**PROBLEM REQUIREMENTS:** Whichever lines of the entries hold the word "JSON" should be identified and copied.

↓↓↓

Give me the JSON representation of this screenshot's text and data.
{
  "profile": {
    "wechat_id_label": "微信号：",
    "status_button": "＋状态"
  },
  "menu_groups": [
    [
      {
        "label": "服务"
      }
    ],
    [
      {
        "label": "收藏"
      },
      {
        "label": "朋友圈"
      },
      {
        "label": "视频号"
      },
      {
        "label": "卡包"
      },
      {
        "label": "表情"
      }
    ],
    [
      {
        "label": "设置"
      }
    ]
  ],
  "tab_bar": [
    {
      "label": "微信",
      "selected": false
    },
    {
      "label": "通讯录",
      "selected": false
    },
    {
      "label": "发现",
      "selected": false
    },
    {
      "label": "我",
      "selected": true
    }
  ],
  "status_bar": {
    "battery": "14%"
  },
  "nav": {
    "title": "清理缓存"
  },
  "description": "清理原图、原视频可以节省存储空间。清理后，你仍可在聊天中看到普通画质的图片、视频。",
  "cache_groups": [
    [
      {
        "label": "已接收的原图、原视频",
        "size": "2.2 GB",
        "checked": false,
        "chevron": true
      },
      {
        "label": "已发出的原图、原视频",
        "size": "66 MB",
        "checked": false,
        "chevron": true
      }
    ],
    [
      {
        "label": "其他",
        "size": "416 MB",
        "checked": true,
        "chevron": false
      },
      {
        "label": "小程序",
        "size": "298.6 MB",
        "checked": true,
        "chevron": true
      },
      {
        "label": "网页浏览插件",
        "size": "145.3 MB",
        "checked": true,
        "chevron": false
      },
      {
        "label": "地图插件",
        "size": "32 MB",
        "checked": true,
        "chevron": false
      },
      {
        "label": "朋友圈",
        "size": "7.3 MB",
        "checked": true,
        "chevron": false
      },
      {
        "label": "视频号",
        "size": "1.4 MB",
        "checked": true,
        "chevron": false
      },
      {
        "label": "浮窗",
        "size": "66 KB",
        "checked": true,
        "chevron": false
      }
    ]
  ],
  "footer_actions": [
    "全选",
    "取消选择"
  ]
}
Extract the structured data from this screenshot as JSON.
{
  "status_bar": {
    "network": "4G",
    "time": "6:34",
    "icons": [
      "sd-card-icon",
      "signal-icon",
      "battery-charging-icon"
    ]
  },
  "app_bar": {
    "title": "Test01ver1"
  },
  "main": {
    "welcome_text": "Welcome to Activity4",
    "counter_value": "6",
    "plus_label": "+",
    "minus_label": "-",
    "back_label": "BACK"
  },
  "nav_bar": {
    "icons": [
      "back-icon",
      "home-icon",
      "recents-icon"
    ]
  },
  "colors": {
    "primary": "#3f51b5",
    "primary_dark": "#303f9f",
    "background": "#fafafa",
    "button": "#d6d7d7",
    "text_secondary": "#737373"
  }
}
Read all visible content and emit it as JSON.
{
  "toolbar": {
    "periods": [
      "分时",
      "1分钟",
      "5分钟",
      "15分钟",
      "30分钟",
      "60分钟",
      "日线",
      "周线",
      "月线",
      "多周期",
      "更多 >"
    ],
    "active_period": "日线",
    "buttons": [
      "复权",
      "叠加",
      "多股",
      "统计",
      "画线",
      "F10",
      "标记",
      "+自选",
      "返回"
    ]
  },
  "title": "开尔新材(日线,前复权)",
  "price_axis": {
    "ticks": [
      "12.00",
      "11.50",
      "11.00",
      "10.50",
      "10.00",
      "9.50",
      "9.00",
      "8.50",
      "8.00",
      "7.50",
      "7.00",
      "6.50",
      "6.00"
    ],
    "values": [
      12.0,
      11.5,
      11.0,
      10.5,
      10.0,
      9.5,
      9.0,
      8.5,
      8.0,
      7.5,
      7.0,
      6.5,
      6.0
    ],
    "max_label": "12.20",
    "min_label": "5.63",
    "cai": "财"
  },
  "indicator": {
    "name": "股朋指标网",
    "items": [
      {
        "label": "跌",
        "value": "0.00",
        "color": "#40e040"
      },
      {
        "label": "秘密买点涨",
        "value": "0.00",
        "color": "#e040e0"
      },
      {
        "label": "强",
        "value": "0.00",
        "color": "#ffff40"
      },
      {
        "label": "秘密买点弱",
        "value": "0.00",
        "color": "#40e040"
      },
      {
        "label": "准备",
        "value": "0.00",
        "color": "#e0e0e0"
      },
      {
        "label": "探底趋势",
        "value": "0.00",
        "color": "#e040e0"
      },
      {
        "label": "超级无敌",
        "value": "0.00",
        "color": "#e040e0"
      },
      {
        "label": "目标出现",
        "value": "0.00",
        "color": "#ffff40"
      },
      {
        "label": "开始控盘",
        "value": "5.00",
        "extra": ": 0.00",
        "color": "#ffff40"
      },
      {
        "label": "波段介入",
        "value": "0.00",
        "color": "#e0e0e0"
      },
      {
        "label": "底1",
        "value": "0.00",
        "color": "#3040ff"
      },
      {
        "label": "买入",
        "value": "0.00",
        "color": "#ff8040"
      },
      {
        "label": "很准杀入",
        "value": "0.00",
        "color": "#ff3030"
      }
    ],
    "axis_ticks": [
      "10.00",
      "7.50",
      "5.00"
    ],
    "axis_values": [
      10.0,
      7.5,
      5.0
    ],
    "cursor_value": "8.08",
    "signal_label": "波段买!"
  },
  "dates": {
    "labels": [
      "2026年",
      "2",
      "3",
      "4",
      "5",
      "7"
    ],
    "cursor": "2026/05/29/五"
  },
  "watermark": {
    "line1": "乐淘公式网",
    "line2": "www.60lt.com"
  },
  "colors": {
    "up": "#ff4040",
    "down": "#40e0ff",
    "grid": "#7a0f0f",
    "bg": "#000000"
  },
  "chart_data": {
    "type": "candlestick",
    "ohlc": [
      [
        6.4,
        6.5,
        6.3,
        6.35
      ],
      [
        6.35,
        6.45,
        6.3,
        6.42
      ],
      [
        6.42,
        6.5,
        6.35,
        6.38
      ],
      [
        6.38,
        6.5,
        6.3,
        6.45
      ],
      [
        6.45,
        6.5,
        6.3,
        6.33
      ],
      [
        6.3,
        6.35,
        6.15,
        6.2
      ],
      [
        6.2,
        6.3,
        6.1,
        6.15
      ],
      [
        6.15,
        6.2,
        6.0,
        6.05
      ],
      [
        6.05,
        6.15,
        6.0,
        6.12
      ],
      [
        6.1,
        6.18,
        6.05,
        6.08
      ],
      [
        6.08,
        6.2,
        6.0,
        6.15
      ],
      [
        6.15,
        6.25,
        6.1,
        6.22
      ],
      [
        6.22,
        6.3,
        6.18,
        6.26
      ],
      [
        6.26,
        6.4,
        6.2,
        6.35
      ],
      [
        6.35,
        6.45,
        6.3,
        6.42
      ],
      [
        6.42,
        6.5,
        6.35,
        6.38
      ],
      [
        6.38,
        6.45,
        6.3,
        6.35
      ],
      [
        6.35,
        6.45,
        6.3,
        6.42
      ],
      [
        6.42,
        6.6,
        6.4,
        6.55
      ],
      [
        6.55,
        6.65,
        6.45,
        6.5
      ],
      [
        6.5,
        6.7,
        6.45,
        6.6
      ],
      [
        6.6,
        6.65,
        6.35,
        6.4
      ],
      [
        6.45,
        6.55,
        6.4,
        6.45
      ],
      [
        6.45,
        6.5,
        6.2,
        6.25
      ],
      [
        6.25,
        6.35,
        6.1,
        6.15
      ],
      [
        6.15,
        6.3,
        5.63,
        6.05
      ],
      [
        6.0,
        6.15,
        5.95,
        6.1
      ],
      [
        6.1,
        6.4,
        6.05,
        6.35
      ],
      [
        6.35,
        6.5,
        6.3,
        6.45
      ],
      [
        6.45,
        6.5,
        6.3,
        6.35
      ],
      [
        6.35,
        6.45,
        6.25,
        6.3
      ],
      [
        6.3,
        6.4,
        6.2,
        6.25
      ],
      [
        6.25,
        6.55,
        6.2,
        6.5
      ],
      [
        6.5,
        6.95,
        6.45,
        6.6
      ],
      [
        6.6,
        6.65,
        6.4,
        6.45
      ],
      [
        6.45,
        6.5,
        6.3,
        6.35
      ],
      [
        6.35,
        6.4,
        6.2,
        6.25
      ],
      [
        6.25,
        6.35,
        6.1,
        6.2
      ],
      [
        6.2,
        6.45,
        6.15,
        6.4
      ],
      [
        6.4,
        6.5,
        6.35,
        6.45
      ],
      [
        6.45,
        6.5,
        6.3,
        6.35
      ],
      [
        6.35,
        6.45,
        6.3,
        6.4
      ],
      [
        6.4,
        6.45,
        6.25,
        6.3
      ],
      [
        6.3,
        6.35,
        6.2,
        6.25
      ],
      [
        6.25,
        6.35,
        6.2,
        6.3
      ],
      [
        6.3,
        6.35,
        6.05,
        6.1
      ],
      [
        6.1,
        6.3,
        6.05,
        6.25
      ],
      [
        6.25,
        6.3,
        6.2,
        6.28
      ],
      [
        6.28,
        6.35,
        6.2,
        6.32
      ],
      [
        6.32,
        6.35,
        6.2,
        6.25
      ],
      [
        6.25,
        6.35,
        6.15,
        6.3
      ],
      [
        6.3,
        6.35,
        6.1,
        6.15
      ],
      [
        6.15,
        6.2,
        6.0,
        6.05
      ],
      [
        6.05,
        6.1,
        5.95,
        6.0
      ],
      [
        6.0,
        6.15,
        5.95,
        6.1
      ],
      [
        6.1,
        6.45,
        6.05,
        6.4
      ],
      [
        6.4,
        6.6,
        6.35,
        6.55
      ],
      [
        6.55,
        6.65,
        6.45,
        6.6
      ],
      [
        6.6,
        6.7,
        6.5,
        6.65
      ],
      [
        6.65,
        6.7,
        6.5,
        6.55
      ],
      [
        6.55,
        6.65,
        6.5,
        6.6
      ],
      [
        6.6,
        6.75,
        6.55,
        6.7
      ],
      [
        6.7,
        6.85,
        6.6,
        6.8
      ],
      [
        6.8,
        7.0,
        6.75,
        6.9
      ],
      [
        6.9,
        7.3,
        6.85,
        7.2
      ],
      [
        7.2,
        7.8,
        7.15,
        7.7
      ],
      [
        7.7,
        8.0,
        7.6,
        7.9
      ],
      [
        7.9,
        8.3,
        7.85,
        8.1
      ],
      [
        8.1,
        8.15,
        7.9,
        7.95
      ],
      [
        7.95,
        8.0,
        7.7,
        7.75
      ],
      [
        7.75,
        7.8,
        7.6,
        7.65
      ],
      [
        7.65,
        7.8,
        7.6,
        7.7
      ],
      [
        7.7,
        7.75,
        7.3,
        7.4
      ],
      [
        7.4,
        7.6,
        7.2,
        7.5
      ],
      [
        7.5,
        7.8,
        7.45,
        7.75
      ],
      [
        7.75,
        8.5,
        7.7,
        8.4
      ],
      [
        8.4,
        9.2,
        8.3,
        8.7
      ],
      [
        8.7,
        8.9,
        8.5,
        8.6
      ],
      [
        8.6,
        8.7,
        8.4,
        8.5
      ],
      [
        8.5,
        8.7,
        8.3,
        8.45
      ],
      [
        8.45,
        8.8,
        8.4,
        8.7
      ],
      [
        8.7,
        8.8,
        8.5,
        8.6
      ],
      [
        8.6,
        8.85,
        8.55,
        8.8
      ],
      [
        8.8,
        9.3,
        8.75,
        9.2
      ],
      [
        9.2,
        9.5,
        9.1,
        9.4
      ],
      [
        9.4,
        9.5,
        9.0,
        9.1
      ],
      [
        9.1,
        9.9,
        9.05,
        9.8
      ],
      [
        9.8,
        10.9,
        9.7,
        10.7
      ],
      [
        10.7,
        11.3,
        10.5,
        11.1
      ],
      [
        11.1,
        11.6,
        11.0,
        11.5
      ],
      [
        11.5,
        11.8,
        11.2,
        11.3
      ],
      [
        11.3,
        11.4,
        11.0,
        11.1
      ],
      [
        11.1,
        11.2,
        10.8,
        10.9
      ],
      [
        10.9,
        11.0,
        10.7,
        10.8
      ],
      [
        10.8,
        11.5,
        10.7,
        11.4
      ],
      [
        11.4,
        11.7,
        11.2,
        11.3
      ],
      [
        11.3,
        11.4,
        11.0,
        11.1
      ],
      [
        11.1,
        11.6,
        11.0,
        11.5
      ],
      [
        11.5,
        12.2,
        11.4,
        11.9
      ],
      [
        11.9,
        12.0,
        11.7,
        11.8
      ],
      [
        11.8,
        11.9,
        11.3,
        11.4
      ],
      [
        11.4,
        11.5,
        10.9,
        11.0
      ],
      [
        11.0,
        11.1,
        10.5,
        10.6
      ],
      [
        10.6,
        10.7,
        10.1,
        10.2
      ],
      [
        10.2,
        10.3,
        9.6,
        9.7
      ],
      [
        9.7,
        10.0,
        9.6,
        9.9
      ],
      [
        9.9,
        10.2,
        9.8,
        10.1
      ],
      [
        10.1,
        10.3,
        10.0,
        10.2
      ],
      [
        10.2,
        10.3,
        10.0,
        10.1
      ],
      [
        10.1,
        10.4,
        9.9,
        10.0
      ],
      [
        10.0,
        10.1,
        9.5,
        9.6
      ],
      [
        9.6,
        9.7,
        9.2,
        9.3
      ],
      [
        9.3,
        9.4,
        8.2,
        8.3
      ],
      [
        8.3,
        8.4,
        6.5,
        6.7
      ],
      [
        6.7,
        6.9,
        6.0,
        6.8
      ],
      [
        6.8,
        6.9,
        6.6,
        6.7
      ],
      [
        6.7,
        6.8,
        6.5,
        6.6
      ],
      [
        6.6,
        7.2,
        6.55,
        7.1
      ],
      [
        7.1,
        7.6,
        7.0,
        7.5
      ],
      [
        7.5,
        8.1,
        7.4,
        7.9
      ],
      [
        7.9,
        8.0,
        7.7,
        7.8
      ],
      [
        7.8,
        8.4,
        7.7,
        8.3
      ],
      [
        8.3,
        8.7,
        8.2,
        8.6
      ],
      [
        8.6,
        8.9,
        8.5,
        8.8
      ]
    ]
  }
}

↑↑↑

**EXPECTED ANSWER:**
Give me the JSON representation of this screenshot's text and data.
Extract the structured data from this screenshot as JSON.
Read all visible content and emit it as JSON.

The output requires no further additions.